WM council will not lower any Macopin Road speeds

West Milford. There was a lot of discussion, but ultimately the West Milford Township Council voted down an ordinance that would have lowered some of the posted speed limits on Macopin road.

| 01 Nov 2022 | 11:27

After much discussion about six areas of Macopin Road proposed for lower speed limits, the Township of West Milford Council majority decided to not make any changes and voted down a proposed ordinance to lower some present speeds posted on the busy road.

After the council left only one proposal for more discussion – to limit Macopin Road speeds in both directions to 35 miles an hour from 2,000 feet north of Gould Road to 700 feet south of New Dockerty Hollow Road - they finally decided to take no action to reduce any speed limits currently in place.

The originally proposed ordinance also with speed limits in five other zones included a 30 mph “School Zone” in the area of the currently shuttered Hillcrest School building during recess or while children were going to or leaving school during opening and closing hours. Councilwoman Ada Erik felt that excessive speeds through this flat stretch were dangerous enough to warrant a proposed 30 mph limit there. Councilman Kevin Goodsir only favored a speed-limit decrease on Macopin Road from Fredericks Drive to Bubbling Springs Park.
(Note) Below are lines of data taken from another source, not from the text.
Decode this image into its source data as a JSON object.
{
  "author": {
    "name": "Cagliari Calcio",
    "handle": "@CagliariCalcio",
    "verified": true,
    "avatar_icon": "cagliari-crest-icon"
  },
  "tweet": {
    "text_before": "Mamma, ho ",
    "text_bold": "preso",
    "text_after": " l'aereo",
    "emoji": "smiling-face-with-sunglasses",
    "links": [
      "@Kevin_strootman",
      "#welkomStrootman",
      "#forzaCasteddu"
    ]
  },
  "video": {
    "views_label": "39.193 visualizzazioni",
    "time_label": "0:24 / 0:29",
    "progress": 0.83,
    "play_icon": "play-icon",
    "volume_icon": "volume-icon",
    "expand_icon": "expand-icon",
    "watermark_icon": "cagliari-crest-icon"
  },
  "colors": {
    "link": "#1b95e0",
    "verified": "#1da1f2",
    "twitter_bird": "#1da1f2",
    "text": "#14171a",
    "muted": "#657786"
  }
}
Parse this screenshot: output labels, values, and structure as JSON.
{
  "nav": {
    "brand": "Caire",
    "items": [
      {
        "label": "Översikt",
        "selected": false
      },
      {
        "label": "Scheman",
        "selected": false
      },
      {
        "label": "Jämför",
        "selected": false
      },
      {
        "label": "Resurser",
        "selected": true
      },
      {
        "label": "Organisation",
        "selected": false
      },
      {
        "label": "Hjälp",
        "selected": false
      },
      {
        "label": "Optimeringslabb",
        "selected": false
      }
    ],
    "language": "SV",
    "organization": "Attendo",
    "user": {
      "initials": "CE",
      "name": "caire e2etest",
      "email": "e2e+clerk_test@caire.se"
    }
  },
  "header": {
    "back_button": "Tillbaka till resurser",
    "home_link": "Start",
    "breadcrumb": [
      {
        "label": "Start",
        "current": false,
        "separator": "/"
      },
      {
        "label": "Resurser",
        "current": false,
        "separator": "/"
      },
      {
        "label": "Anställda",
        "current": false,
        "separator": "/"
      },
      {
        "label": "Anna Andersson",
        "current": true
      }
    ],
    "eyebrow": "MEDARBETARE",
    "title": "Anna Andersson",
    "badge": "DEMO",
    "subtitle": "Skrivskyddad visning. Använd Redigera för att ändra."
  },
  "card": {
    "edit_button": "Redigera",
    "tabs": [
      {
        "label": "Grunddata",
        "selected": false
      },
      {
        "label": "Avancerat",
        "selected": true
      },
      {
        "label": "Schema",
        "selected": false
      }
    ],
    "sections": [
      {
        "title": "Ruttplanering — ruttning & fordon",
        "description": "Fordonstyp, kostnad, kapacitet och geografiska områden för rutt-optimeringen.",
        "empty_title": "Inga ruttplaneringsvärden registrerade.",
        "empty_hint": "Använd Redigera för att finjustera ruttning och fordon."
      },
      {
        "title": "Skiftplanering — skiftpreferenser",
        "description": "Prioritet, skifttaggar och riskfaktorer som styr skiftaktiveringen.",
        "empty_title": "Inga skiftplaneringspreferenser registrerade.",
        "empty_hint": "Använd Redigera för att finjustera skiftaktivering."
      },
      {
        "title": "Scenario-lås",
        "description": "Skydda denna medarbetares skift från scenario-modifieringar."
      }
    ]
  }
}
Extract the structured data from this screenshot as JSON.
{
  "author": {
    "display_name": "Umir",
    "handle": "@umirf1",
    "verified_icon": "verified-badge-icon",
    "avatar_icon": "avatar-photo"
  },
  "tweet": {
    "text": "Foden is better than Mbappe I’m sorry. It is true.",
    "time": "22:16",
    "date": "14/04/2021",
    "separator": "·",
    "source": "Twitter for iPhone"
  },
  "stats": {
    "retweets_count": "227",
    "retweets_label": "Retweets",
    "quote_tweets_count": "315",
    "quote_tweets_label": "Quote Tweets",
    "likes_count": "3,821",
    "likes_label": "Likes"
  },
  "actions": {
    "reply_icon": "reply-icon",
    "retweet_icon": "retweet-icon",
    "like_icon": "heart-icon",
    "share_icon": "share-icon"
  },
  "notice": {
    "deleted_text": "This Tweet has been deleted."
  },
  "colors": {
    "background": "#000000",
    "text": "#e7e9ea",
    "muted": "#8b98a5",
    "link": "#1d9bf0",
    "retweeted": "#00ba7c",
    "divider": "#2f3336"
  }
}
Mayor Michele Dale voiced concern regarding the area near Arundel Road and mentioned that Macopin Road has areas that ebb and flow. Councilwoman Marilyn Lichtenberg wanted the zone 3 portion to extend to include Arundel Road.

The zones where limits were unsuccessfully proposed are Zone 1 – From the southern West Milford boundary (with Bloomingdale) to Ashbrook Lane, 35 mph; Zone 2 – to Germantown Road 40 mph; Zone 3 to 2,000 feet north of Gould Road. Zone 4 included the stretch south of Docherty Hollow Road that was finally the only the only consideration for lower speed; Zone 5 – to 500 feet north of Cahill Cross Road and Zone 6 to Union Valley Road.

Macopin Road is a main thoroughfare heavily traveled as a connector road to major highways. One of the earliest routes in the area, it goes through a series of old, established communities, including Apshawa, Echo Lake and Macopin. There are connector roads with the developments of Tall Timbers, Old Milford Estates and Camelot. Traffic is especially heavy during commute hours. The ordinance setting the lower speeds was introduced because of the number of Macopin Road motor vehicle accidents that occur annually.

Councilwoman Ada Erik and Councilman Kevin Goodsir live on Macopin Road. David Marston, who lives on Germantown Road, blamed the accident problems on inattentive drivers. He made the point that distracted drivers and not speeders are the largest contributor to many Macopin Road accidents and he believes the problem may be a law enforcement issue. Councilwoman Erik felt the speed limit needed changing with law enforcement follow-up so that drivers realize what the speed limits are.